**Assigned task**
From the data below, copy each line that includes the word "watermark".

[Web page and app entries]
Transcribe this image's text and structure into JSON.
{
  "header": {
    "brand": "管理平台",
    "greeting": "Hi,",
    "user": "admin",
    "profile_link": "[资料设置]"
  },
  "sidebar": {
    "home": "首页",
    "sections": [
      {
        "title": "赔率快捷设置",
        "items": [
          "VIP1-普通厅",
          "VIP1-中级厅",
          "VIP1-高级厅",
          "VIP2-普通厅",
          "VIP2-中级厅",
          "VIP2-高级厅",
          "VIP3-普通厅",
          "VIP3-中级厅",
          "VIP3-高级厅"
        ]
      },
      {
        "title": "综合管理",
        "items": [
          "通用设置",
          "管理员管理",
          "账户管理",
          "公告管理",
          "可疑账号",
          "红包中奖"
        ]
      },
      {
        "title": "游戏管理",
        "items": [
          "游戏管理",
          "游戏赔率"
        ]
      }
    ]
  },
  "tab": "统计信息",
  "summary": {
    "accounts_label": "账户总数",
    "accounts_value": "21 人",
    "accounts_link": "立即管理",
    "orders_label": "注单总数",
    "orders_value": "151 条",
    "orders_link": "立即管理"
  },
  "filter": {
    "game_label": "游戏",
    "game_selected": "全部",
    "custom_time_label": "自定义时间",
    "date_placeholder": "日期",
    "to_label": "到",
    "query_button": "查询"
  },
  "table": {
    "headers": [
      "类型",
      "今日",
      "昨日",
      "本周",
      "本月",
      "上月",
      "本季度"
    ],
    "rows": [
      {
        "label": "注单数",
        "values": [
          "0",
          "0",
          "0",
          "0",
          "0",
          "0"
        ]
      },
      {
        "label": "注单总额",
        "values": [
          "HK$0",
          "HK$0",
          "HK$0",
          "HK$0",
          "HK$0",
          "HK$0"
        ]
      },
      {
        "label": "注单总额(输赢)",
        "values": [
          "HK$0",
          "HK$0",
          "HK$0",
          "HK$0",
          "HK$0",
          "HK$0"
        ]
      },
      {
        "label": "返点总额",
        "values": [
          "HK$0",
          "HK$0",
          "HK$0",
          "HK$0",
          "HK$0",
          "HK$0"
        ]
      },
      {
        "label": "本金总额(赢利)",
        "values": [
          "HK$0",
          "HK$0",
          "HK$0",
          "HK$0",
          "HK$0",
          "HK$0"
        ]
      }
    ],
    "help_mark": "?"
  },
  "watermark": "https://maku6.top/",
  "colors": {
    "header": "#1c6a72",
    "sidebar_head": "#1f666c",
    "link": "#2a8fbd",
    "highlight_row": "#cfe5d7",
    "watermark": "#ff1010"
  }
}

**Response below**
  "watermark": "https://maku6.top/",
    "watermark": "#ff1010"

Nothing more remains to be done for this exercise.